§ **Activity**
For the string "JSON", find every matching line in the records and copy it.

Stored dataset items
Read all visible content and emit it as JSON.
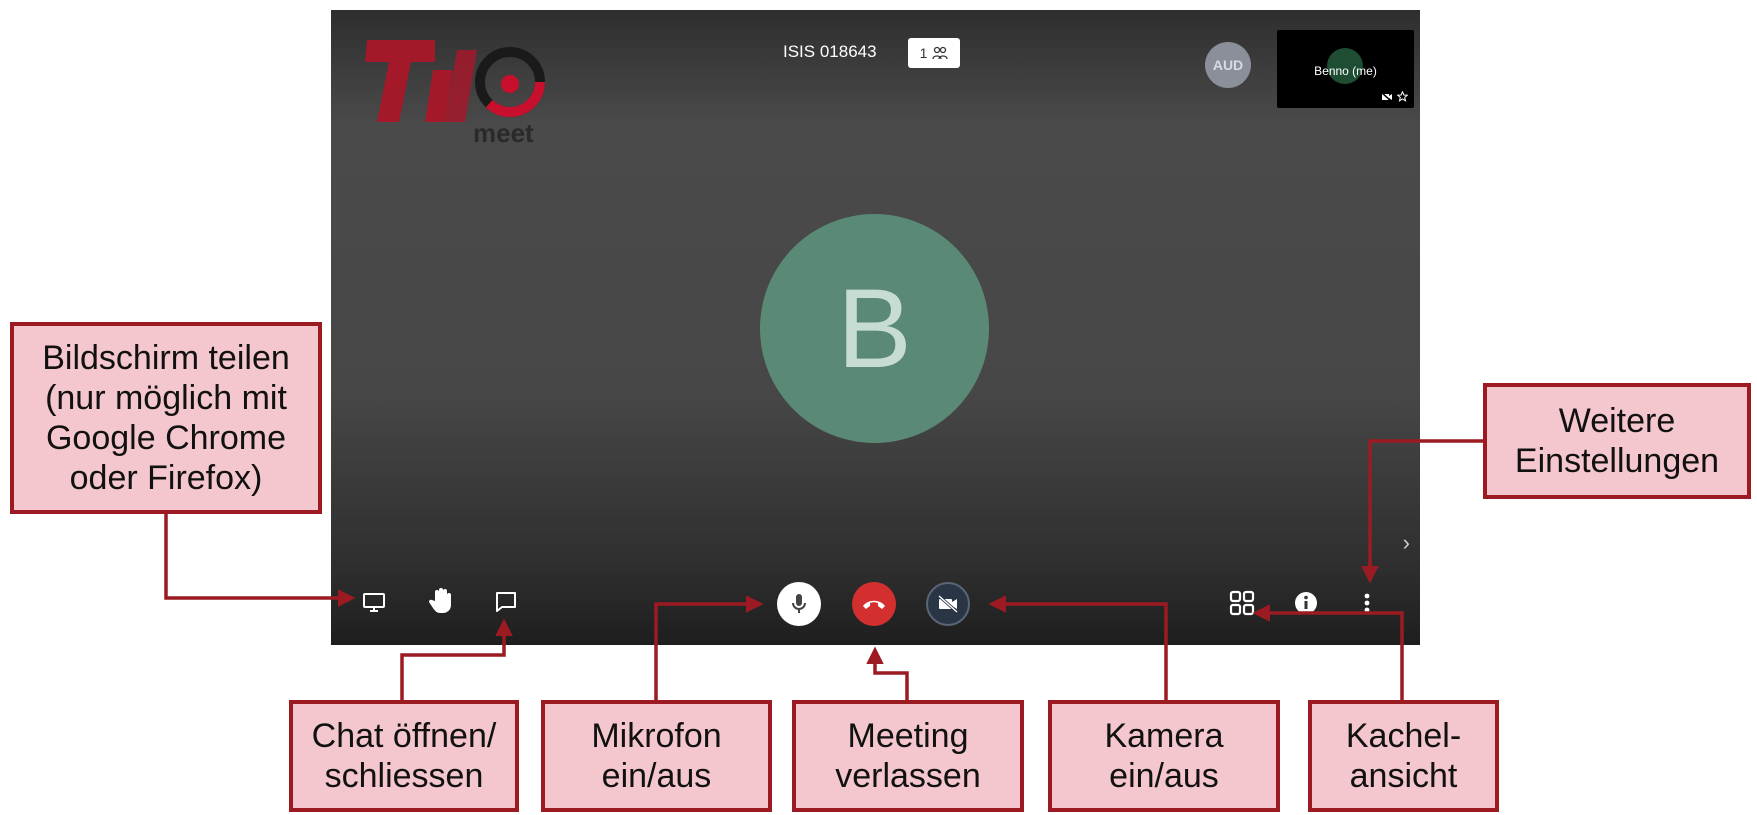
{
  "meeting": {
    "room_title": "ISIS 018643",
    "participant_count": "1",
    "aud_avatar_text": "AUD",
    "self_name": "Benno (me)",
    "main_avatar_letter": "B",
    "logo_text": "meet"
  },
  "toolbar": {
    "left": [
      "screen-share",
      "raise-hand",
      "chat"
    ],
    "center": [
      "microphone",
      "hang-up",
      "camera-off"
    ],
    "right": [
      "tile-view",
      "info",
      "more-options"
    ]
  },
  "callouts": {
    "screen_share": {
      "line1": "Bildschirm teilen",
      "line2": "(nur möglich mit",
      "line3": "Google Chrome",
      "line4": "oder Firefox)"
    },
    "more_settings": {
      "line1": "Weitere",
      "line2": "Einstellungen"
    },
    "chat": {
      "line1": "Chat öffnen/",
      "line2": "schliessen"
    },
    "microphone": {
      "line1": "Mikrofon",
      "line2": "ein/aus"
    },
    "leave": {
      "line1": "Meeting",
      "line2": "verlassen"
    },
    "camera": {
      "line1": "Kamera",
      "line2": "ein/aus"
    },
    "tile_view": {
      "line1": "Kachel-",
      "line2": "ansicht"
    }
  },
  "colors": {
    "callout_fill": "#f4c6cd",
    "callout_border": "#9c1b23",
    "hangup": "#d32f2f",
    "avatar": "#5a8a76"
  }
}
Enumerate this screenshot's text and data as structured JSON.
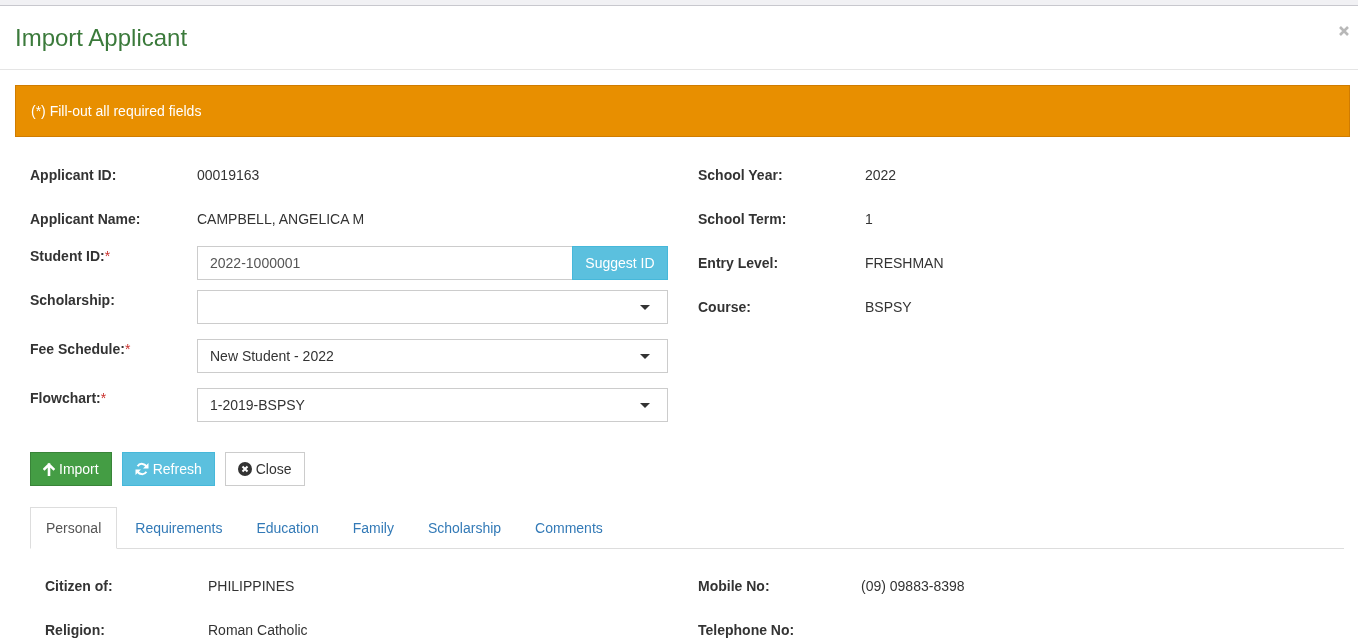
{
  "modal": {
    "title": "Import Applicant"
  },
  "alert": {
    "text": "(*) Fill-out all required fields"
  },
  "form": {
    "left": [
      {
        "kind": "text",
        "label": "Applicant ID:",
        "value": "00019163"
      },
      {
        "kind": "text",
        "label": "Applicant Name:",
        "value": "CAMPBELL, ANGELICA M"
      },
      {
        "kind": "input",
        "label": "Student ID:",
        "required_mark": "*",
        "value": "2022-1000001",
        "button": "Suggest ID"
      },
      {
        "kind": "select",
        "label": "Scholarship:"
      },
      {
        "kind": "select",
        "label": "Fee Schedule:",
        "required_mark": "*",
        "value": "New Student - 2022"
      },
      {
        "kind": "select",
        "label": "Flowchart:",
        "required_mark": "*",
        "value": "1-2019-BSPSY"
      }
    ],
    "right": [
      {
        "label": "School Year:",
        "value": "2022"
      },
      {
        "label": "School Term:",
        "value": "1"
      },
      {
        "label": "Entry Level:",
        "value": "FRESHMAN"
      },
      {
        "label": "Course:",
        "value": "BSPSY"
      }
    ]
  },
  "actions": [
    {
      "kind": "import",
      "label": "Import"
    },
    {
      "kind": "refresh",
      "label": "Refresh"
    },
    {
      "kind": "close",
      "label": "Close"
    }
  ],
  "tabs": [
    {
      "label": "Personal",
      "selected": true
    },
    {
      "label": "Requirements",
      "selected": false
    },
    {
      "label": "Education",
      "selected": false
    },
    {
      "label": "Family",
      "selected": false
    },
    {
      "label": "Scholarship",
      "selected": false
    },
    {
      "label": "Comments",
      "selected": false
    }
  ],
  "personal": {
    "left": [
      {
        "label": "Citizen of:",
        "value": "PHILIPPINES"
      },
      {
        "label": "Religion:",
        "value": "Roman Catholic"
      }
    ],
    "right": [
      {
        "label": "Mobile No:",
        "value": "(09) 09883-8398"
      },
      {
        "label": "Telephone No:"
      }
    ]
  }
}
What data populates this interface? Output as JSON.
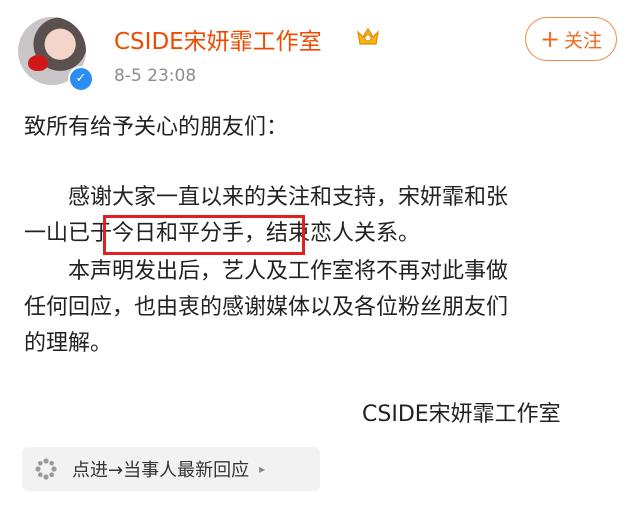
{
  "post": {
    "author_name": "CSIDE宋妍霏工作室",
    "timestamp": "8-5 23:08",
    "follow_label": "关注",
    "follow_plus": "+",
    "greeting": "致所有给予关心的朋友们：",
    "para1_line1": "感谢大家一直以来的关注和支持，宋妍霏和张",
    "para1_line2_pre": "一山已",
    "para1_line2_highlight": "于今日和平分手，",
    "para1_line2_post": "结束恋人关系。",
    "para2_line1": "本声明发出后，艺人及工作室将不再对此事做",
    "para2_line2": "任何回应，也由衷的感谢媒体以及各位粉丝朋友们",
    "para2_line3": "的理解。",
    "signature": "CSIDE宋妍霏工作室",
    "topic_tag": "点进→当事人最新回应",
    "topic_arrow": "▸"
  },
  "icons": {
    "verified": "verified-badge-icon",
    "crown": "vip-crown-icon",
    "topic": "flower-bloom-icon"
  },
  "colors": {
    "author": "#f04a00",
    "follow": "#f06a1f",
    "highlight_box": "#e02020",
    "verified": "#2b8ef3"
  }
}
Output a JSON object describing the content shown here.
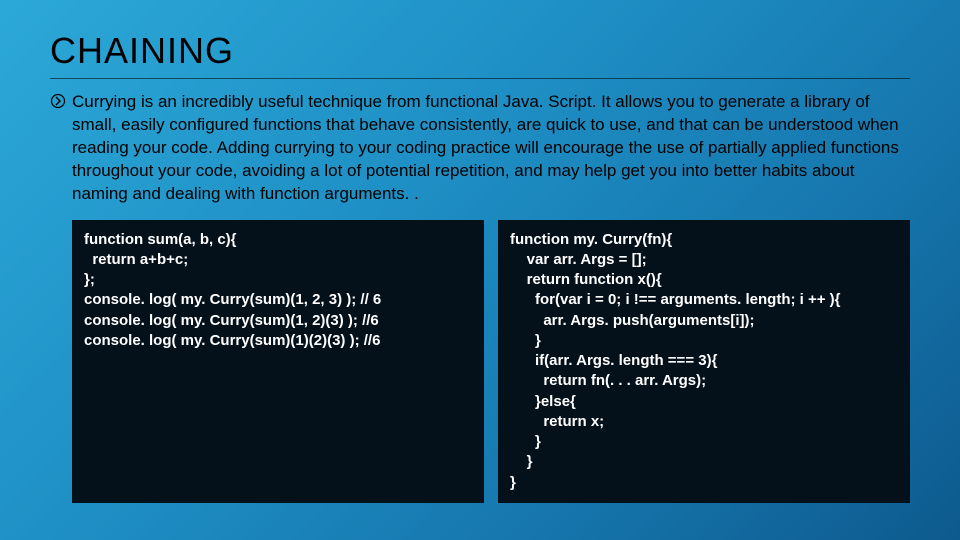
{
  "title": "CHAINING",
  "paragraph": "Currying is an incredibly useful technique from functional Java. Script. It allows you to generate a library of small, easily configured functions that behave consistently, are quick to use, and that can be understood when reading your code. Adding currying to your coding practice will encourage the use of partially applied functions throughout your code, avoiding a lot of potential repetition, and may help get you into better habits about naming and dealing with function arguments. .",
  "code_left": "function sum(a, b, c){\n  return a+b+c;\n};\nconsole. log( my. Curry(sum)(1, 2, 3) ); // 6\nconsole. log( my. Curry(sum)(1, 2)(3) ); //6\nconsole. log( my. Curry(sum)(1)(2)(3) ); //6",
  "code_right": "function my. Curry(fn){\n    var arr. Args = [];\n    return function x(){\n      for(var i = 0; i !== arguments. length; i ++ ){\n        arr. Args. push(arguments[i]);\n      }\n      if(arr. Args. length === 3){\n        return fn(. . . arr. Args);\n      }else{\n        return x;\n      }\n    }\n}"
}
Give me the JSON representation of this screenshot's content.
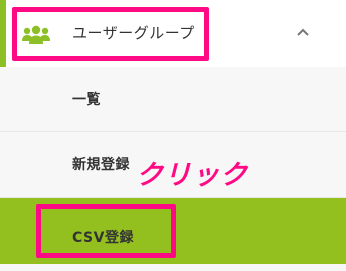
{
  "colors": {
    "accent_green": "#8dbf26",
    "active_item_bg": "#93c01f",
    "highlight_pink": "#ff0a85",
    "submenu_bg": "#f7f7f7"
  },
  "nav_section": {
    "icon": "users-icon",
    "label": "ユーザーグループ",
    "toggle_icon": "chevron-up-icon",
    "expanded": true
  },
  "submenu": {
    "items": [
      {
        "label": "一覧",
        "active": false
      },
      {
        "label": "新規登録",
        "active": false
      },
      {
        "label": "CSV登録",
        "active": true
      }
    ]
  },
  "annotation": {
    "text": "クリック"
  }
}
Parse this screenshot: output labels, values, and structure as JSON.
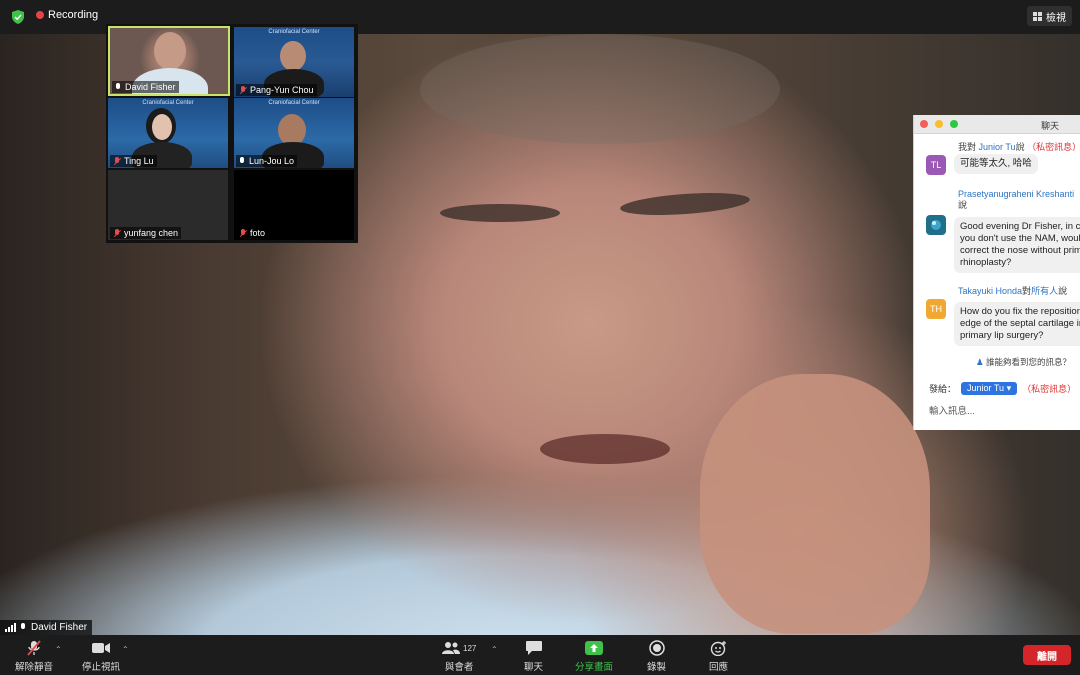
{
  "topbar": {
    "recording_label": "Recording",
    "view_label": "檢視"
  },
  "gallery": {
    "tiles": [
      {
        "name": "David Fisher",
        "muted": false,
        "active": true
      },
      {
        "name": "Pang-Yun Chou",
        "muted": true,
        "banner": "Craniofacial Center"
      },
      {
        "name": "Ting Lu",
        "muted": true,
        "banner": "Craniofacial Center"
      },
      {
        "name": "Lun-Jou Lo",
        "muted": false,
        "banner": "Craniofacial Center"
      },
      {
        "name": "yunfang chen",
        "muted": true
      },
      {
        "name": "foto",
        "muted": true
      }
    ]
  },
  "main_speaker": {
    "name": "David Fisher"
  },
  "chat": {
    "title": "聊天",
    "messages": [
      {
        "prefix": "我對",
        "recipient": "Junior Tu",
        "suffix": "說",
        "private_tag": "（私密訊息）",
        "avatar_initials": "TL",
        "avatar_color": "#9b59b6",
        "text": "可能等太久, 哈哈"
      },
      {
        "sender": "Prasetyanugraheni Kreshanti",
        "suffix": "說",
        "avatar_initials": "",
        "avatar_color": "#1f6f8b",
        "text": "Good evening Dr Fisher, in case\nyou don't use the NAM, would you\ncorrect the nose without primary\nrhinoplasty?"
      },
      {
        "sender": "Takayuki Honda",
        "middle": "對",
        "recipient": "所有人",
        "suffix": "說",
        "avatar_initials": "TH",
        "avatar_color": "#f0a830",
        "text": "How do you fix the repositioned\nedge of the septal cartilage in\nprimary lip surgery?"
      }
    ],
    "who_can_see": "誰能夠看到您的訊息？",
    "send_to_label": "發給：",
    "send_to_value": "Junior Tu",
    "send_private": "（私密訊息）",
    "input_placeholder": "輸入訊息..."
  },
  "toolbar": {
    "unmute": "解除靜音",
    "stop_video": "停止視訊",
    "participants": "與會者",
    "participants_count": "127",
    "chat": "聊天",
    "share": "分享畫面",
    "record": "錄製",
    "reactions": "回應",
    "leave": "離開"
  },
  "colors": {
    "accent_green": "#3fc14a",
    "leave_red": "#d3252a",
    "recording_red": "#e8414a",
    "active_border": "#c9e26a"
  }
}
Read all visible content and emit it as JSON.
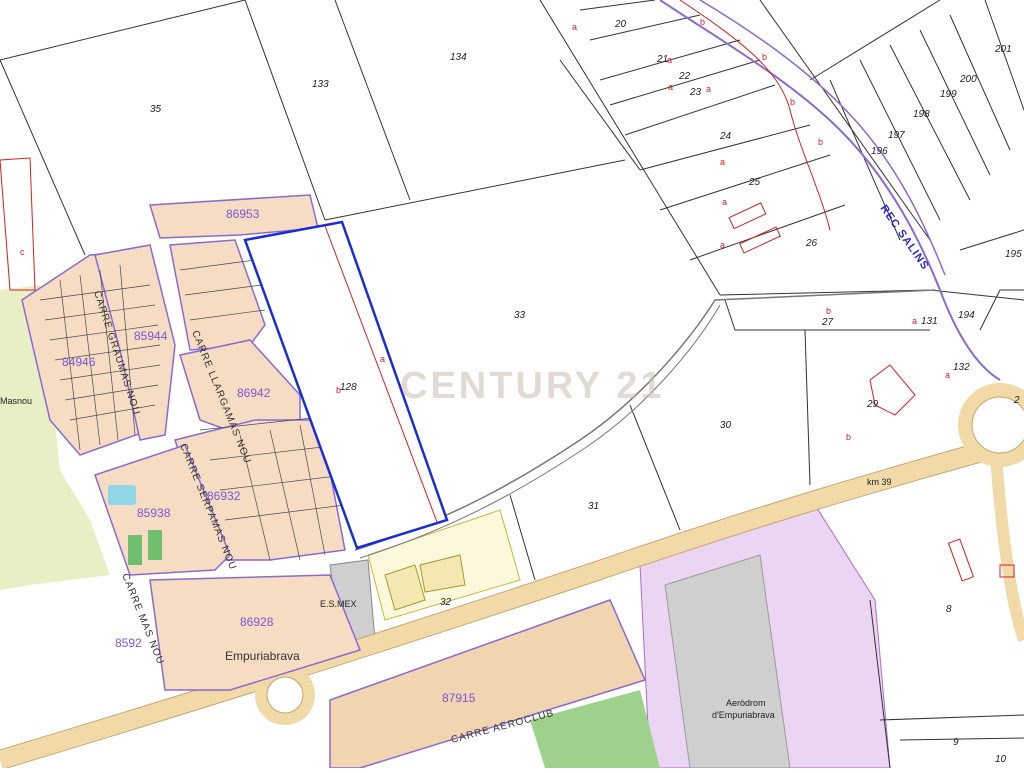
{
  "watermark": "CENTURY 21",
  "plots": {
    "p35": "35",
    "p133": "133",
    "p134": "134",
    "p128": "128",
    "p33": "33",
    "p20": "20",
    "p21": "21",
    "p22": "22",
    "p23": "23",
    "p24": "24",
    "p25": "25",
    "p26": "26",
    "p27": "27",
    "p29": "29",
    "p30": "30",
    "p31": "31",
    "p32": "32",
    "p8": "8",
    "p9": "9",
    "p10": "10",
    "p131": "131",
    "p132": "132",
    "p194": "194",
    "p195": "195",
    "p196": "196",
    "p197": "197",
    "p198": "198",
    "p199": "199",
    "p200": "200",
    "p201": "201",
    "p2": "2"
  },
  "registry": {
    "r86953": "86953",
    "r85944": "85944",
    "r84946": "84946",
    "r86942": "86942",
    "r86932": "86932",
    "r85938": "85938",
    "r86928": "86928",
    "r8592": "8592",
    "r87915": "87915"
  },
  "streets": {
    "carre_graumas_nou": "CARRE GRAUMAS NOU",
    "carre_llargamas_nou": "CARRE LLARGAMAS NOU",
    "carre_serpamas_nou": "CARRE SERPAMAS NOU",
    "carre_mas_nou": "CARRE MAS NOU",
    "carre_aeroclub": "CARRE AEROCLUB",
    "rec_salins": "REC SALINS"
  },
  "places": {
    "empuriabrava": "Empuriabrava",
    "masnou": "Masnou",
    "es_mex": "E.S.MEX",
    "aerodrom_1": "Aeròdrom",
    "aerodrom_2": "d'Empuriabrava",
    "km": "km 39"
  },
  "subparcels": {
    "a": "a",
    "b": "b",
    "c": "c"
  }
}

§ **Response to this exercise**
Read all visible content and emit it as JSON.
Enumerate this screenshot's text and data as structured JSON.
What data populates this interface? Output as JSON.
Output a JSON object describing the content shown here.
Give me the JSON representation of this screenshot's content.
Parse this screenshot: output labels, values, and structure as JSON.
Read all visible content and emit it as JSON.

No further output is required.